- During wildfires, varieties of smaller animals attempt to outrun the blaze by burrowing or hiding underneath rocks. Afterward, predators know that cover will be scarce for these prey animals and will stalk the burned zone in large numbers, kicking off a feeding frenzy for anybody who’s enterprising enough to wait.
- Wildfires are especially hard on young animal populations, who cannot outrun the fire, as well as more mature animals or those who aren’t savvy enough to find a place to wait it out.
- The temperature and chemical makeup of streams, rivers and other bodies of water can be greatly altered by wildfires, which can harm fish populations and impact their ability to reproduce.
- Wildfires may also increase the amount of water flowing into an area, since there’s less established plant matter to draw it out of the ground and keep it from running down slopes. Landslides can completely remake a native species’ familiar habitat, plus introduce sediment and harmful materials into streams that animals depend on for food.

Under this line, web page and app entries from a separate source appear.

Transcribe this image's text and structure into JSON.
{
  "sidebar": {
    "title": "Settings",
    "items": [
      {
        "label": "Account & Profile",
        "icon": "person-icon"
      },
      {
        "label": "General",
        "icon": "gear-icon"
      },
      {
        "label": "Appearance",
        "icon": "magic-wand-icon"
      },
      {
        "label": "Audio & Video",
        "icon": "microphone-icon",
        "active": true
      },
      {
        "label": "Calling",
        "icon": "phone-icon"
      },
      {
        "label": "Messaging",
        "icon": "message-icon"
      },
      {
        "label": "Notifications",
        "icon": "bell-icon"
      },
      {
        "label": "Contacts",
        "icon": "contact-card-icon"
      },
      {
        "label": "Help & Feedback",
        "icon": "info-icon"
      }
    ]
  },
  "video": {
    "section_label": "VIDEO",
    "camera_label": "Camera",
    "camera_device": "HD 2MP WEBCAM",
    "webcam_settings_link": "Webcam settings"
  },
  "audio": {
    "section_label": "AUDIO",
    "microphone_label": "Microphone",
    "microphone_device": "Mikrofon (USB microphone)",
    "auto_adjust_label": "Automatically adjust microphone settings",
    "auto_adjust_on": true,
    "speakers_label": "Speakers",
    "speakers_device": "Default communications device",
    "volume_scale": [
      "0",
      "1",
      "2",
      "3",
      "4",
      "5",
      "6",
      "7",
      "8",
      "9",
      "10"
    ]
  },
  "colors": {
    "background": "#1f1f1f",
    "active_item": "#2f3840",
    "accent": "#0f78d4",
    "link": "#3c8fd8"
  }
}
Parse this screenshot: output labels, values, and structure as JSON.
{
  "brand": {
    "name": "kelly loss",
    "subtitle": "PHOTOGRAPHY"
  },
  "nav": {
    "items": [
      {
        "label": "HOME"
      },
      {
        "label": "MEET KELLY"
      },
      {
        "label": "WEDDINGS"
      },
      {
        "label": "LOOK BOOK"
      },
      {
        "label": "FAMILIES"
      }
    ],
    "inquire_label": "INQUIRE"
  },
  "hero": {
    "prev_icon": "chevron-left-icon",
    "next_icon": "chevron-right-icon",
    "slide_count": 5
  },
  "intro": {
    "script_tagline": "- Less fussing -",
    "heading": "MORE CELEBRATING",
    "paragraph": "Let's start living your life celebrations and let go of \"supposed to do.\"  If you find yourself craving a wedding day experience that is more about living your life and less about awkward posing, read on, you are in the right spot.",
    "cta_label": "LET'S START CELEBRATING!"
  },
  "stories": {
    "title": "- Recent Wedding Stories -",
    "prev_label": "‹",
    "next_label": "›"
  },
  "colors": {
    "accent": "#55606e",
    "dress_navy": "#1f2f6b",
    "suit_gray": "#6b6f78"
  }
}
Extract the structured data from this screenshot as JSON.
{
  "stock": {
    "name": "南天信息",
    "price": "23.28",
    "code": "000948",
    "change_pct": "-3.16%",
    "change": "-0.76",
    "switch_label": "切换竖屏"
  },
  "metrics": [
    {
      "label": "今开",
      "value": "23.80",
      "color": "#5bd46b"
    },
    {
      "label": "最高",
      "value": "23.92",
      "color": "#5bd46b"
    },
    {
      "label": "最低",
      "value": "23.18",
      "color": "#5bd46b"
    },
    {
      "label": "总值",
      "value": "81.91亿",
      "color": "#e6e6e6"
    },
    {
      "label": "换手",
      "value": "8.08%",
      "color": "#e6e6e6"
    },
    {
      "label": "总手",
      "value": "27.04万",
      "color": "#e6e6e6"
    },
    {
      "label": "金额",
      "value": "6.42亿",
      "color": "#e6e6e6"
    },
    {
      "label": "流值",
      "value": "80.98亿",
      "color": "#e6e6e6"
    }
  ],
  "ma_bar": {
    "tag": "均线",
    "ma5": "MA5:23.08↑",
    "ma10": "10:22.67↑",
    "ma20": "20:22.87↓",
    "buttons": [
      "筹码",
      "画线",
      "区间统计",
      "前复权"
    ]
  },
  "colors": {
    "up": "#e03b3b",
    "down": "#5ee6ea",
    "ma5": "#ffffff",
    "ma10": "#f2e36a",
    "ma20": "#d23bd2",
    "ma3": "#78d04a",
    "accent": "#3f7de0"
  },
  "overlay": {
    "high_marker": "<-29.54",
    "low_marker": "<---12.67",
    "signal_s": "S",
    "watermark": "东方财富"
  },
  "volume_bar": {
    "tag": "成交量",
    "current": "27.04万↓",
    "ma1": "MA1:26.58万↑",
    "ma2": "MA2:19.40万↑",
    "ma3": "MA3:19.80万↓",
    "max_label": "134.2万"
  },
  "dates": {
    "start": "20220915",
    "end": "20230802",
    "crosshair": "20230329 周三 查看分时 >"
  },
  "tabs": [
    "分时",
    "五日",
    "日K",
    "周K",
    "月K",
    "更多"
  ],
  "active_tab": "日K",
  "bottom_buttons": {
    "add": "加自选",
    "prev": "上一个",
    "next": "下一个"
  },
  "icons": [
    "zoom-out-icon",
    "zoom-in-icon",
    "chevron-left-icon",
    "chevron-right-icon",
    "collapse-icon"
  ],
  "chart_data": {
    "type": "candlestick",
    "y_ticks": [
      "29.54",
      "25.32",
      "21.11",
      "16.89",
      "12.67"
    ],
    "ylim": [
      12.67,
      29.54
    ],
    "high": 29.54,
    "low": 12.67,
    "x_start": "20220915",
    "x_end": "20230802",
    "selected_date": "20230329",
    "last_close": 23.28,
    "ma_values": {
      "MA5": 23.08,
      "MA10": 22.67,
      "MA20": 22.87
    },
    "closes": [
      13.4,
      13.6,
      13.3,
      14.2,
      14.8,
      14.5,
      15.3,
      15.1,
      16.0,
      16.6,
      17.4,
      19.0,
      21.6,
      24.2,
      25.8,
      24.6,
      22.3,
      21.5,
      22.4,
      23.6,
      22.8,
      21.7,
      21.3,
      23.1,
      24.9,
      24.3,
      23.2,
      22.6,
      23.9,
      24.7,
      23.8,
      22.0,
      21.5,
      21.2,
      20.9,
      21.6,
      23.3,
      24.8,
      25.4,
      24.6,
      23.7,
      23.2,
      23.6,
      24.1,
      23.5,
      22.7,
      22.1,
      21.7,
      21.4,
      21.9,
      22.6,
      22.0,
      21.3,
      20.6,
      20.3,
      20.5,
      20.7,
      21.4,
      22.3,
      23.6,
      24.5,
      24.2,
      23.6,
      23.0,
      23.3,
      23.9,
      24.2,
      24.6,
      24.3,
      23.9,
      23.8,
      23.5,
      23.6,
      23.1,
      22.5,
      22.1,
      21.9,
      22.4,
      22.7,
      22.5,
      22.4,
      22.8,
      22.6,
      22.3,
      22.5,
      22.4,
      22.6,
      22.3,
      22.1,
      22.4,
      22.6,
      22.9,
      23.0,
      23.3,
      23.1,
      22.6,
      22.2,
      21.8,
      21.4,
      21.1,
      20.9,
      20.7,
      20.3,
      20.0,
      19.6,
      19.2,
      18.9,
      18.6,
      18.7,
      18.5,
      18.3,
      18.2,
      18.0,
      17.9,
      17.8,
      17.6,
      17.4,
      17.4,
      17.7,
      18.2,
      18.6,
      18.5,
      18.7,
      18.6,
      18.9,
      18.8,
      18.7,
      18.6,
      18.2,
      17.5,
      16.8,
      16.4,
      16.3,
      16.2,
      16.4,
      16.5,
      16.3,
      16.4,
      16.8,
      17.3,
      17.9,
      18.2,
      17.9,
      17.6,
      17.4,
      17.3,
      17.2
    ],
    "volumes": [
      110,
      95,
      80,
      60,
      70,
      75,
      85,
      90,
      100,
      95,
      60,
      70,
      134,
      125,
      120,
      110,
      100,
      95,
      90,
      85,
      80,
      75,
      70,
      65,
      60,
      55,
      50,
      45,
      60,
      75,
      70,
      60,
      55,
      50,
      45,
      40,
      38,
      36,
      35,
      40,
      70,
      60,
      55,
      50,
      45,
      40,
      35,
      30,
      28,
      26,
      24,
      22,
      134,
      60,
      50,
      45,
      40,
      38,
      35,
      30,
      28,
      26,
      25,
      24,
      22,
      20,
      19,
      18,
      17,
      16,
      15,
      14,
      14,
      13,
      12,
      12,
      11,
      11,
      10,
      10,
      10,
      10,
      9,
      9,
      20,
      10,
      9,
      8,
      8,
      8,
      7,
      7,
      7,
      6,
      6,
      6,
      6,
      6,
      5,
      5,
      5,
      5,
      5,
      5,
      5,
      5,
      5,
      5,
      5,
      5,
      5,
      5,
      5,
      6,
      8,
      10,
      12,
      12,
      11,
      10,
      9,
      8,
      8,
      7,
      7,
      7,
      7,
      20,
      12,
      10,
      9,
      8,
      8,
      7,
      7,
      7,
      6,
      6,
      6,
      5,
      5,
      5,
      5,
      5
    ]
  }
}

There are some good reasons to look forward to wildfires, though. Many plant species, like the giant sequoia, have seeds that only take root in the fine layer of ash left behind after a fire. With all of the other plants in the way, these seeds wouldn’t stand a chance of germinating otherwise.
Is Poor Land and Fire Management Harmful for Animals?
America’s West Coast is where the spotted owl calls home, and where scientists now note a significant decline in their population. Part of the reason is habitat loss due to human encroachment on their territory. The other reason is wildfires, which are robbing this creature of even more of its familiar habitable zones.
According to a recent paper in the journal Frontiers in Ecology and the Environment, fire and wildlife management takes different forms in different regions of the country. In the Southern U.S., regulators and fire ecologists have used the Endangered Species Act to grant the right of way for “restoration thinning” and “prescribed burning.” These two forest management and fire suppression techniques helped the red-cockaded woodpecker rally its population numbers considerably in areas which saw regular wildfires previously.
Back on the West Coast, the spotted owl isn’t faring as well because authorities haven’t interpreted the Endangered Species Act the same way and, consequently, don’t engage in the same kinds of fire suppression practices that can help preserve pine forests over the long term. In a nutshell: “burn some of it now to save much more of it later.” So far, the focus has been on preserving as much of the existing natural habitat as possible and warding off all fires no matter what. Fire ecologists, like UC Berkeley’s Scott Stephens, warn that this method is “really difficult when you have unbridled fires just ripping through the landscape.”
With the West Coast such a lightning rod for frequent blazes, the spotted owl, like the South’s red-cockaded woodpecker, could use a helping hand from some more proactive land management techniques. The journal article mentioned here, “Is fire ‘for the birds’? How two rare species influence fire management across the US,” notes that the population of the spotted owl has now dipped below 15,000 individuals globally. The primary reason is because, as human activity greatly increases the likelihood of wildfires even in areas not prone to them, wildfires will continue to cause large-scale habitat loss for important species.
But another reason is because the techniques for safeguarding animal populations against blazes, and making sure forest ecosystems bounce back afterward, are practiced inconsistently in the U.S. Then again, suppressing fires through land management can cause dense tree canopies that welcome wildfires for a whole different set of reasons. It’s always been a difficult balancing act, but climate change is making the job even harder.
With more eyes on the issue and more publications in journals like Frontiers in Ecology, we’ll find our way toward an approach that combines ecosystem preservation with controlled burns and other techniques: a South meets West approach. It’s clear we need a more holistic way to plan for, respond to, and recover from wildfires now that they’re set to become even more common — for our sake as well as the animals’.